The humorous proverb that any community too small to support a single lawyer can always support two, characterizes the competing constitutional challenges now working their way through Colorado's state and federal courts. The conservative Mountain States Legal Foundation announced this week that it would be challenging the Legislature's FASTER program, which is currently funding road and bridge repairs with an added vehicle registration fee authorized by Democratic majorities at the Capitol during the Ritter administration. Mountain States makes the plausible claim that this imposition of a "fee" constitutes a violation of Colorado's TABOR restrictions, which require voter approval of any tax increase. The truth be told, the Legislature has been engineering Rube Goldberg contraptions to avoid TABOR limitations for 20 years.
Most of the state budget's shrinking support for higher education is passed to colleges and universities in the form of individual grants awarded to resident students as subsidies toward their tuition. Not one dollar of these moneys is ever in the actual possession of college students, but passes directly from Colorado's Treasurer to our institutions of higher learning. This shell game allows the larger institutions to wriggle out of their constitutional handcuffs, which would apply if these were accounted for as state revenues. They can operate, instead, as TABOR "enterprises." Capital construction projects have adopted a similar fiction, substituting Certificates of Participation (COPS) for traditional government bonding. TABOR requires bond issues receive approval from voters, so the COPS route, which entails a lengthy (20-30) lease obligation with the entity constructing and/or owning the facility, has funded projects like the new medical school in Aurora to the parking garage at the Capitol.
Evidence that these legal devices amount to the same thing as bonding is the fact that COPS are designed and brokered by local bond houses. Of course, COPS ultimately cost taxpayers more than traditional bond issues would. This extra expense fills the wallets of the usual suspects in the one percent. (Joe Sixpack is afforded zero opportunity to purchase a COP). Once FASTER was approved, Russ George, Bill Ritter's Republican overseer at the Department of Transportation, used his new revenue stream to sell FASTER bonds. Ostensibly this permitted an accelerated repair of deficient bridges, but, at least in part, it made it that much more difficult for legislators to change their mind about the registration fees. If the Mountain States legal team successfully overturns the funding mechanism, presumably the Legislature will have to pay off these existing bonds from another revenue source. Or, God forbid, ask voters for their approval.
Several months ago a coalition of Democratic legislators and attorneys, including former Congressman David Skaggs, filed a lawsuit challenging the constitutionality of the TABOR amendment under federal law. The brief version of their argument hinges on the claim that TABOR denies Colorado residents the Republican form of government guaranteed to them under our federal constitution --- that, by denying the Legislature the authority to raise taxes, TABOR infringes on powers properly exercised by legislators in a Republican form of government.

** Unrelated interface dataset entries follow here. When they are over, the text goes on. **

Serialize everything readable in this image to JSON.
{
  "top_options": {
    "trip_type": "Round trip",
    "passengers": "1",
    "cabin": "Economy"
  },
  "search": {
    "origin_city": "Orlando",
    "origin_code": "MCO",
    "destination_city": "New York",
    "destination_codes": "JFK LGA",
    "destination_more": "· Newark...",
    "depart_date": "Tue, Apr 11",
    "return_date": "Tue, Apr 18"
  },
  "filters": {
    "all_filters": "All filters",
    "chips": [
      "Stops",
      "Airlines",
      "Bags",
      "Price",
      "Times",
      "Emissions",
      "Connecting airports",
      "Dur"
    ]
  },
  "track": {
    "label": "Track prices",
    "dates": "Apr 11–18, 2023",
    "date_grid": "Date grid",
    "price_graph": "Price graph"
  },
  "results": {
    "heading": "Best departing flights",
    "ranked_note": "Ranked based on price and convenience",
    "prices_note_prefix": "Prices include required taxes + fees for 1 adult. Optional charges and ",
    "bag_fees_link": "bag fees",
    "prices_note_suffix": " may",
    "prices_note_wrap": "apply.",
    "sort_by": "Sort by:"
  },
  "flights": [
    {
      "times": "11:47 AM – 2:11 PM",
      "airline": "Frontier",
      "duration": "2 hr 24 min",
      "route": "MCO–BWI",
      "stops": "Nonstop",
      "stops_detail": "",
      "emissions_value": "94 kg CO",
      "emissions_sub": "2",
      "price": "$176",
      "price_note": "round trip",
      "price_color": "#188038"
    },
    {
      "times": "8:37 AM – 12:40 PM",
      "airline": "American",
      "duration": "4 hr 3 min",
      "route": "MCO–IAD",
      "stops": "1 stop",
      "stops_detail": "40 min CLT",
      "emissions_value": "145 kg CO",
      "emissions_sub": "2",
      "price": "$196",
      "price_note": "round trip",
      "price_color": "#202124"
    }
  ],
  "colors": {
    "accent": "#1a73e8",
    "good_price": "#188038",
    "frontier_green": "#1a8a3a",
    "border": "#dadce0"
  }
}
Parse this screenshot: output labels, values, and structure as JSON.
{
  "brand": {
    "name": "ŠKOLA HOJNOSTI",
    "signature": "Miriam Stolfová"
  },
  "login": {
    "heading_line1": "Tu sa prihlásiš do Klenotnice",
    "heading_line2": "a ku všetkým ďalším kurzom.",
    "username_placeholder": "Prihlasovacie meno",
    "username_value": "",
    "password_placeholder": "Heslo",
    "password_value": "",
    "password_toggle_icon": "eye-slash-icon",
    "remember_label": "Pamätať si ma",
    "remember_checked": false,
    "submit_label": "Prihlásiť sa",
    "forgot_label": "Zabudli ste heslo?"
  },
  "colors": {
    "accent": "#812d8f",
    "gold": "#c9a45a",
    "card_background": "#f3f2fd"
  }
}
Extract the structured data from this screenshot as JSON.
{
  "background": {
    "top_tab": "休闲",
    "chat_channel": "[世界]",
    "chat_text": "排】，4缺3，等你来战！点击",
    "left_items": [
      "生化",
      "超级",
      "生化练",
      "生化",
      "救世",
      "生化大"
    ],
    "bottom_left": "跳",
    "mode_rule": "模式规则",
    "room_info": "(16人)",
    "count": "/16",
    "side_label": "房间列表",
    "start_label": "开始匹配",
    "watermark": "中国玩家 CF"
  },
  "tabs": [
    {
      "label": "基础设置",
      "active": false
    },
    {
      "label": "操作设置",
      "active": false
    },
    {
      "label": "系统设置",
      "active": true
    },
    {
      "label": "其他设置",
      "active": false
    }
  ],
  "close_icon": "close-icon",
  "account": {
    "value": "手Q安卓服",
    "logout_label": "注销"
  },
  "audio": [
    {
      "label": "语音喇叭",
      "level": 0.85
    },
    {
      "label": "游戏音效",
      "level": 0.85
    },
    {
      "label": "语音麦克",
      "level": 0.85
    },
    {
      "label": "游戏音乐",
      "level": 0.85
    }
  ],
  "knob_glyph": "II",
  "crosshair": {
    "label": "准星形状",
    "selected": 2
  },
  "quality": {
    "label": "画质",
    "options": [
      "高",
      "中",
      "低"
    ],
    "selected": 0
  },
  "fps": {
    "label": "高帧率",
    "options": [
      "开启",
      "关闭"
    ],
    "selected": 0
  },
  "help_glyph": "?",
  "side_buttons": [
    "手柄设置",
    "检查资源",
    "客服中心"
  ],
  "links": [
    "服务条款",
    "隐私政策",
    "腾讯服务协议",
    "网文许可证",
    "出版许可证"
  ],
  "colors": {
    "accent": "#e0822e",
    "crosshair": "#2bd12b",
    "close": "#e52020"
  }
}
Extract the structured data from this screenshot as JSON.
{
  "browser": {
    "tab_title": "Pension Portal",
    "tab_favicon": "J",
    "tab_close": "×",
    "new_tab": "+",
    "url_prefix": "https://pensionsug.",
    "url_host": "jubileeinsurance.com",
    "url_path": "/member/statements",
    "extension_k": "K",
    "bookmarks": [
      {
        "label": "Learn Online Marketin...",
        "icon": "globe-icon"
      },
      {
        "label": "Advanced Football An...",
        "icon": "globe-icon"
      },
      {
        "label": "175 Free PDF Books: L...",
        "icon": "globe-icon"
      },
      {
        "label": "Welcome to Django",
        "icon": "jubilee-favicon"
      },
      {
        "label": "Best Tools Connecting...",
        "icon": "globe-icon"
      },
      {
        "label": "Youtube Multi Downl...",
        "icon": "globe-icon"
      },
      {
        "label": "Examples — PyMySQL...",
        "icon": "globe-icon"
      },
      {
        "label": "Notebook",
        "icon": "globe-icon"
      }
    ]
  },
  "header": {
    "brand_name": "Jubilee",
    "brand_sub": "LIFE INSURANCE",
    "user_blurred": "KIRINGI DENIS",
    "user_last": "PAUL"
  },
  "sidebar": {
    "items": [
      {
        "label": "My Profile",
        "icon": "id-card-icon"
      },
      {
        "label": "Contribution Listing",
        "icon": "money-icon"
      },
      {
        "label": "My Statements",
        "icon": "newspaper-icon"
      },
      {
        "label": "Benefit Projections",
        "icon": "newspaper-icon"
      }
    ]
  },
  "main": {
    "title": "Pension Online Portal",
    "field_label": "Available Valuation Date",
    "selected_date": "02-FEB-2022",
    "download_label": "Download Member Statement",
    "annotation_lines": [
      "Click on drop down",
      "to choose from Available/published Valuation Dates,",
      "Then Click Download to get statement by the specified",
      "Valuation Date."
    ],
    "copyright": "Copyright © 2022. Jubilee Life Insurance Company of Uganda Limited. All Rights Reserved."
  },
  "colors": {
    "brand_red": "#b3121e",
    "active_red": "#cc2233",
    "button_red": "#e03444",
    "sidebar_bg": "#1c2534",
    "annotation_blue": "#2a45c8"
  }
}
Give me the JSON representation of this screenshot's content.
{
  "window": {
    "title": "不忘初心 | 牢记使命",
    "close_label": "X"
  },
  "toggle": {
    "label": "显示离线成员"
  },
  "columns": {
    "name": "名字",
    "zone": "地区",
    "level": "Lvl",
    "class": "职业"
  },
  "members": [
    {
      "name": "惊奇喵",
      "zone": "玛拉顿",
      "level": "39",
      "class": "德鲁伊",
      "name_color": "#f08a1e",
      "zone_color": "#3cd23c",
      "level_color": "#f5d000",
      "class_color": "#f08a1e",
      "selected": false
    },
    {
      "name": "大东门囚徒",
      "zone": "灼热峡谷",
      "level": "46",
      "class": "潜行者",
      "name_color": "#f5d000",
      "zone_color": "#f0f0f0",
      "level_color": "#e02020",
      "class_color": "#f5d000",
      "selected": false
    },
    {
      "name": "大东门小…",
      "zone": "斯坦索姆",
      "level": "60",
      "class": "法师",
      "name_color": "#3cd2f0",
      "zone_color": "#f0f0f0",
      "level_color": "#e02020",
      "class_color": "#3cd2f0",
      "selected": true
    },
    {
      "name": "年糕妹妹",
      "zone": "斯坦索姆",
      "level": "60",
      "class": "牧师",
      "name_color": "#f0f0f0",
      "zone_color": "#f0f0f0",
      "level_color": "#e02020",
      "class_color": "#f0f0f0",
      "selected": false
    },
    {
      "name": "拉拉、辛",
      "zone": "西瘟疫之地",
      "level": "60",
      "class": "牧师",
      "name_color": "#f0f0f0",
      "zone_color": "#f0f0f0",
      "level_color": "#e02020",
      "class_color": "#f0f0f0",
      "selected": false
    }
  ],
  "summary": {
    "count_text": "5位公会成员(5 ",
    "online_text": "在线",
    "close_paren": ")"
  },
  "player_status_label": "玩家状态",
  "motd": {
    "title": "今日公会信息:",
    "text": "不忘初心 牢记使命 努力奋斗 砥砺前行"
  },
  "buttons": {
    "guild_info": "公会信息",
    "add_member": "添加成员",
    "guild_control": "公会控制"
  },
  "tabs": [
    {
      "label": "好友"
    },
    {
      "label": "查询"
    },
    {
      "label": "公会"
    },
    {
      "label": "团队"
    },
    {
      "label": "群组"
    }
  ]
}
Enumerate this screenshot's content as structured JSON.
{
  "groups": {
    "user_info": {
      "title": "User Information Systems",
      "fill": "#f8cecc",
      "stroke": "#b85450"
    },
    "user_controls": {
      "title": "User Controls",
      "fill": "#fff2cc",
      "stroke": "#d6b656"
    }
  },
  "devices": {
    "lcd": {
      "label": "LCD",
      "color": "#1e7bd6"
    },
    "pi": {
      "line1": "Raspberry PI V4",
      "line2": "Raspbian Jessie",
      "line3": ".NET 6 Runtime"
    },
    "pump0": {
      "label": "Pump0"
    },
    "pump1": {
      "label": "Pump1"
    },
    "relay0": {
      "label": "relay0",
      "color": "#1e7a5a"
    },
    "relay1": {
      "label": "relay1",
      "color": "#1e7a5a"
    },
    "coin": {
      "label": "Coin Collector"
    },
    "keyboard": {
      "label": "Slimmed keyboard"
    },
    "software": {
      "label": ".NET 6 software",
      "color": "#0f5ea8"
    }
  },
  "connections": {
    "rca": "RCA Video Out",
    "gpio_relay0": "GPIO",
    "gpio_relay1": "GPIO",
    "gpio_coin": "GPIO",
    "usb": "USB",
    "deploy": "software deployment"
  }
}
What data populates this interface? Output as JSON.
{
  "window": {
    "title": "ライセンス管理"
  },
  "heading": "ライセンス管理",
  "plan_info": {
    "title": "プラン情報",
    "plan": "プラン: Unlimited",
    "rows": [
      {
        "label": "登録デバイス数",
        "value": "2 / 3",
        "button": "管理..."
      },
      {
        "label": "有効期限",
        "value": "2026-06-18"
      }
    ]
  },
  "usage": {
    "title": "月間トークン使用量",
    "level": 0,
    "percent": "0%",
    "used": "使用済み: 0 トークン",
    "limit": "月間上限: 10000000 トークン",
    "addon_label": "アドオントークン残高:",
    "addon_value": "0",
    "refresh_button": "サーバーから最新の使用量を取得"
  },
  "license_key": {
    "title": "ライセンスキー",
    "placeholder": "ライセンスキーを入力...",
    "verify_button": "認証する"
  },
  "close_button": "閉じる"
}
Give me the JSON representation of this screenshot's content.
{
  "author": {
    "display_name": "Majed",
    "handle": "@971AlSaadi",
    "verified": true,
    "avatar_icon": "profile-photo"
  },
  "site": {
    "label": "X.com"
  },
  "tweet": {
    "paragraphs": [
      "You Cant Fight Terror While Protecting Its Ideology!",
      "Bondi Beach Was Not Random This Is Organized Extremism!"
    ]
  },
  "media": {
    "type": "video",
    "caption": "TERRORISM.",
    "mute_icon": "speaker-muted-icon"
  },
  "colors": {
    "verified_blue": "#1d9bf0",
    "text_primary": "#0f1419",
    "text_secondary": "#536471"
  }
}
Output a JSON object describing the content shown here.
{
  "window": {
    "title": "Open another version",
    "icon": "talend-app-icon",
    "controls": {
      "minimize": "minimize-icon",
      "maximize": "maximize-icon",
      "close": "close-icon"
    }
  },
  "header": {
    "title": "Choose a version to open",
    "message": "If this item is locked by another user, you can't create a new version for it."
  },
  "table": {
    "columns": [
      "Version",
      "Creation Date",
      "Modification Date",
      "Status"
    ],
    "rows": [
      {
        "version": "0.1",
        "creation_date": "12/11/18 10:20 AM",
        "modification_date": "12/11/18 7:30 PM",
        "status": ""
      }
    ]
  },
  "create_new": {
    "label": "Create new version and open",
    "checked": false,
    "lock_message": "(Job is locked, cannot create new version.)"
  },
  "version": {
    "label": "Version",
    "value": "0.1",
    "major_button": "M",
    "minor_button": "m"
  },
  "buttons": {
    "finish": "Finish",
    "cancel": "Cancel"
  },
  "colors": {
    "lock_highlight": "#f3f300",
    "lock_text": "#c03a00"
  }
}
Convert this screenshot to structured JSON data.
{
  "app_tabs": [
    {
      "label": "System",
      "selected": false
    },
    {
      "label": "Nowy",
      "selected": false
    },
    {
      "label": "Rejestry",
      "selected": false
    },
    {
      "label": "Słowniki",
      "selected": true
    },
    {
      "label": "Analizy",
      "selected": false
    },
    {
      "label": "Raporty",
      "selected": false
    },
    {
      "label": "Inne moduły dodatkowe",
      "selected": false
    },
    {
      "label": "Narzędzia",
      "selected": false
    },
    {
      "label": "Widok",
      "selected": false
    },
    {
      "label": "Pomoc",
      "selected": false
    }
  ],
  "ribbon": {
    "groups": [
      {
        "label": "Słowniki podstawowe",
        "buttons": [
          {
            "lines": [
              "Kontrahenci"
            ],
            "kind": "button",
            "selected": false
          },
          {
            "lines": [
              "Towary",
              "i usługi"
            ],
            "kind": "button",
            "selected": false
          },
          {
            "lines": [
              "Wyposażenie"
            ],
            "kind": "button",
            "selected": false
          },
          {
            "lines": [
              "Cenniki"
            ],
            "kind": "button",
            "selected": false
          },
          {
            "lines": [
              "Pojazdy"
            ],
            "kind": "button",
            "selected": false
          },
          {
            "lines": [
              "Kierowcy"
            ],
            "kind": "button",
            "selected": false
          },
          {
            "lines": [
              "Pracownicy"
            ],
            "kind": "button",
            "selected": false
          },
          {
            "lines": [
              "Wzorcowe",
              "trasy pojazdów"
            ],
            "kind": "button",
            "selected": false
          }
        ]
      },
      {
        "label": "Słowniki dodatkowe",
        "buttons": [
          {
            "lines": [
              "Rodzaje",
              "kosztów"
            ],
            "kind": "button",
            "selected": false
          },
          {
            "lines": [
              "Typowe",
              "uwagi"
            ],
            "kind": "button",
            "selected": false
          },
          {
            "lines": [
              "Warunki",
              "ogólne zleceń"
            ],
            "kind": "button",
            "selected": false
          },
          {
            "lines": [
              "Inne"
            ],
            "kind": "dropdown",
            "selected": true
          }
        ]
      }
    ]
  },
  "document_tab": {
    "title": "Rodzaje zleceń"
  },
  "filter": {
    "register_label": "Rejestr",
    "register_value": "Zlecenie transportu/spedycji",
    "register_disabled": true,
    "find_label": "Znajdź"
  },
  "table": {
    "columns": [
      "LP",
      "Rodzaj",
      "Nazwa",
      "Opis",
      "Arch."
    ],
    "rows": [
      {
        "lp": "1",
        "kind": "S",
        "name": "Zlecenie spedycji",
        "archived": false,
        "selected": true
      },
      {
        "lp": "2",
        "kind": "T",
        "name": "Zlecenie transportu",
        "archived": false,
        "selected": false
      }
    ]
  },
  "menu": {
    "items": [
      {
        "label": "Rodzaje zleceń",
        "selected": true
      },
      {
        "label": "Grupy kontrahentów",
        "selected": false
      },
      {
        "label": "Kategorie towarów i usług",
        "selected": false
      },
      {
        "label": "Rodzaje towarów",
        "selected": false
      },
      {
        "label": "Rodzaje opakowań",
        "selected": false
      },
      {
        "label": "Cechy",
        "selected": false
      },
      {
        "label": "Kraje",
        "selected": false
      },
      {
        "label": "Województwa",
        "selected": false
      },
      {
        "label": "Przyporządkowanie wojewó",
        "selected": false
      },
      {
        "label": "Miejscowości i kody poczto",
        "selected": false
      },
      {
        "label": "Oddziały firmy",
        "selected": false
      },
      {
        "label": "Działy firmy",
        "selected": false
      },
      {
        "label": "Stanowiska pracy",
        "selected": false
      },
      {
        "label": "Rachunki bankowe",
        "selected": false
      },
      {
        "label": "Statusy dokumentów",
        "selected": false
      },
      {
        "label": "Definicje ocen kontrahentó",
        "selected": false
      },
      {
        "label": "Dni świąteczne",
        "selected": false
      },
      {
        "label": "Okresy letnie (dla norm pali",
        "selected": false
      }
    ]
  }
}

There is a certain irony in the fact that the same progressive movement that introduced the initiative and referendum early in the last century is now seeking to overturn a result of the voters' exercise of these rights at the ballot box. Nonetheless, this argument also sounds somewhat plausible.
I don't know whether the Mountain States lawsuit constitutes a direct response to this challenge, but, between them, perhaps we can establish some legal clarity on how to proceed as an electorate. TABOR, which includes provisions that are rapidly closing a vise on state spending, will soon undermine the quality of services provided to taxpayers. It's a Rube Goldberg monstrosity of its own. No amount of statutory ingenuity can fend off TABOR's fiscal depredations indefinitely. Ultimately, Colorado voters will need to restore rationality to the management of state budgets. Short of a constitutional convention that rewrites all the rules, this may prove impossible. You don't need to be a CPA to understand that spending and revenue restrictions don't belong in our constitution. Untrustworthy as politicians may be, someone has to be entrusted with balancing and representing the public interest -- and, that someone probably shouldn't be the general public. After all, this is reasonably complicated stuff. It's why we hold elections in the first place!